The Clinton Foundation has accepted millions from Middle Eastern and other foreign governments that criminalize homosexuality – but prominent gay rights groups in America have stayed silent on the apparent disconnect between Hillary Clinton’s rhetoric and the donations.  

"Unquestionably, they're not standing up for their principles," said Human Rights Foundation President Thor Halvorssen.

The presumptive Democratic presidential nominee frequently talks about her support for the LGBT community, while ripping what she describes as discriminatory policies in the U.S.

"It's outrageous that, in 2015, you can still be fired for being gay," she told the Human Rights Campaign in an October 2015 speech. "You can still lose your home for being gay. You can even be denied a wedding cake for being gay."

But published reports and figures provided by the Clinton Foundation on its website show the group has accepted millions from countries that prosecute and imprison gay people – and worse. The following is an overview of those contributions, as well as policies from donor nations as detailed by the International Lesbian, Gay, Bisexual, Trans and Intersex Association (ILGA).

  • Algeria: ($250,000-$500,000) Algerian law states: "Anyone guilty of a homosexual act is punishable with imprisonment.”
  • Brunei: ($1 million-$5 million) Brunei's penal code states: "Whoever voluntarily has carnal intercourse against the order of nature with any man, woman, or animal, shall be punished with imprisonment for a term which may extend to 10 years."
  • Jamaica: ($50,000-$100,000) Gay men caught having sex face up to 10 years in prison.
  • Kuwait: ($5 million-$10 million) Kuwaiti law states: "Consensual intercourse between men of full age (from the age of 21) shall be punishable with a term of imprisonment of up to seven years."
  • Oman: ($1 million-$5 million) Law states: "Anyone who commits erotic acts with a person of the same sex shall be sentenced to imprisonment from six months to three years."
  • Qatar: ($1 million-$5 million) Sentences for acts of homosexuality range from one to seven years in prison.
  • Saudi Arabia: ($10 million-$25 million) Islamic law in Saudi Arabia enforces penalties for homosexual sex, ranging from public flogging to death. For a non-Muslim who commits sodomy with a Muslim, the penalty is death by stoning.
  • United Arab Emirates: ($1 million-$5 million) Emirati law states: "All sexual acts outside of heterosexual marriage are banned in the United Arab Emirates."
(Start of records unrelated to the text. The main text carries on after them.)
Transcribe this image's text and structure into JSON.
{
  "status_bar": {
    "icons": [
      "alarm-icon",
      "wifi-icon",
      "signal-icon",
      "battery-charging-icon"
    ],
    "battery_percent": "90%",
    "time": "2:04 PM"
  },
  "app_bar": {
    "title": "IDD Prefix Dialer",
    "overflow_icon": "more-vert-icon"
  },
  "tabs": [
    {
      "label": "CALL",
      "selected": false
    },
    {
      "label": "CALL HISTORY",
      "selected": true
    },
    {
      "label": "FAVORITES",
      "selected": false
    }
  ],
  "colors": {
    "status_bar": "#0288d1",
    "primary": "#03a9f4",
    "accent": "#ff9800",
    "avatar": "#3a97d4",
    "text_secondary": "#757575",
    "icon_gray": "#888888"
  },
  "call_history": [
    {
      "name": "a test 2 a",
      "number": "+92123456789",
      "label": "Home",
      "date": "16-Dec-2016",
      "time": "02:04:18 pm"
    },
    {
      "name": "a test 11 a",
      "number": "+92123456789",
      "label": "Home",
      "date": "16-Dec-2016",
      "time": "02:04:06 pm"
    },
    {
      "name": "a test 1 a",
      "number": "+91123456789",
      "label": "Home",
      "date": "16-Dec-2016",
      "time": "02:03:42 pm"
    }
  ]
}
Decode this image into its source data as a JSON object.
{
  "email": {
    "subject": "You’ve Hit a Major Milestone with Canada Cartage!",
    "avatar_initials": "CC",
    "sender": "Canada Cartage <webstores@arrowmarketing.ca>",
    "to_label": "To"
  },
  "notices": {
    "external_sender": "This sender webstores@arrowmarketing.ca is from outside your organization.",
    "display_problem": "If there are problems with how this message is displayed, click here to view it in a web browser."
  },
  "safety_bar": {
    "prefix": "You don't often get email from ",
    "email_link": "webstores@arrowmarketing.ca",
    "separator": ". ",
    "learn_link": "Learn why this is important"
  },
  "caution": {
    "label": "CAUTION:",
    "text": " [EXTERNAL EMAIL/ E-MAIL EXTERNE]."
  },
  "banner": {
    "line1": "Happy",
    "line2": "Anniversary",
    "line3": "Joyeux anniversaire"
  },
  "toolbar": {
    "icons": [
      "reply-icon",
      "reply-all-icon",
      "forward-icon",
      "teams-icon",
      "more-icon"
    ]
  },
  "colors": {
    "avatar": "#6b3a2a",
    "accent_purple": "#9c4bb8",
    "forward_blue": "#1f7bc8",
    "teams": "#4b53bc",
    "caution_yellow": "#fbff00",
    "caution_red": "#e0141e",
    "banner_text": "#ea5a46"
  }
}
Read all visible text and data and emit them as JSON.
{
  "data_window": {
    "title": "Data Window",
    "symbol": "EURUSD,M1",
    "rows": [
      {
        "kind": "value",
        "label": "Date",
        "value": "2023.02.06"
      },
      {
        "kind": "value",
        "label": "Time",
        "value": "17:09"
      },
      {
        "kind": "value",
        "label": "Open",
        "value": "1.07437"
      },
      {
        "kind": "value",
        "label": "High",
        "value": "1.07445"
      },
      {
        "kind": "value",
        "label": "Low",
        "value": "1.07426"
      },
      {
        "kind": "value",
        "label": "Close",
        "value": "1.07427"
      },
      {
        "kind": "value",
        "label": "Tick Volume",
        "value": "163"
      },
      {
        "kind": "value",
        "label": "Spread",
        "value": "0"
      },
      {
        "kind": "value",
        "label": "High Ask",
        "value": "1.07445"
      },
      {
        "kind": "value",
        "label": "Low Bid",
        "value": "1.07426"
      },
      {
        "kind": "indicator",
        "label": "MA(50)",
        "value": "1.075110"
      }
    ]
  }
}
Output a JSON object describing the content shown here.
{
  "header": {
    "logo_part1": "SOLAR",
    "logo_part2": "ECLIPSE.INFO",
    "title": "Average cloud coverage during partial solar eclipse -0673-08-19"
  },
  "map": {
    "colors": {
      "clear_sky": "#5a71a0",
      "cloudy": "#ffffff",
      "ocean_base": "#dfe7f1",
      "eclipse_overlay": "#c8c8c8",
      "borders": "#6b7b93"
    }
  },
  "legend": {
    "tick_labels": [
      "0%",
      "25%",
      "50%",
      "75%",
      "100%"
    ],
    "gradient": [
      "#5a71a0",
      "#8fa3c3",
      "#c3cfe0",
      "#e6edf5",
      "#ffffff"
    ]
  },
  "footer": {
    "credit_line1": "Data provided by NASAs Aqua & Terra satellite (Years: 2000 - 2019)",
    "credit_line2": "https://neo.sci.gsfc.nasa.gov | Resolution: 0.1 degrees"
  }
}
"The Clinton Foundation probably should have to give the money back because they shouldn't take money from these totalitarian countries that punish and torture and execute gay people for being gay," said Matthew Vadum, vice president of the Capital Research Center, which analyzed donations to the Clinton Foundation. 

But the outrage elsewhere is muted.

Fox News contacted more than a half-dozen prominent gay rights organizations including The Human Rights Campaign; GLAAD; the International Gay and Lesbian Human Rights Commission; the Los Angeles LGBT Center; and the Gill Foundation. None would comment on what critics consider Clinton's hypocrisy, promising to protect gay rights while enriching her foundation by promoting ties with repressive governments that violate those rights.

Halvorssen said these governments are “essentially buying their way into the good graces of someone who could be the next president” and underscored the disconnect with Clinton’s message on the campaign trail.

"The Clintons constantly talk about how they are friends and allies of the gay community, yet here they are receiving tens of millions of dollars from governments that actually execute people for being gay," he said.

Halvorssen said Clinton should return the money.

Foundation representatives did not return calls or emails asking if the organization had any future plans to decline contributions from regimes that repress gay rights.

"It doesn’t make any sense to me and I think people are starting to realize it’s internally contradictory," Vadum said. "The hypocrisy lies in the fact that Hillary Clinton's foundation takes money from countries where gay sexual acts can be punished by death or by flogging or by other nasty punishments. And so it doesn't make a lot of sense to get upset about comparatively trivial problems here in America that gays face compared to death and torture and dismemberment as they experience every day in countries where Islamic and Sharia law prevail."

Case in point, recall the backlash Clinton received for appreciating Nancy Reagan’s “low-key advocacy” on HIV/AIDS, saying “it penetrated the public conscience, and people began to say, ‘Hey, we have to do something about this.’”

Clinton faced a swift and fierce backlash from gay rights groups, including the nation's largest, the Human Rights Campaign, which considered pulling its endorsement.

Clinton offered an apology within hours.

William La Jeunesse joined FOX News Channel (FNC) in March 1998 and currently serves as a Los Angeles-based correspondent.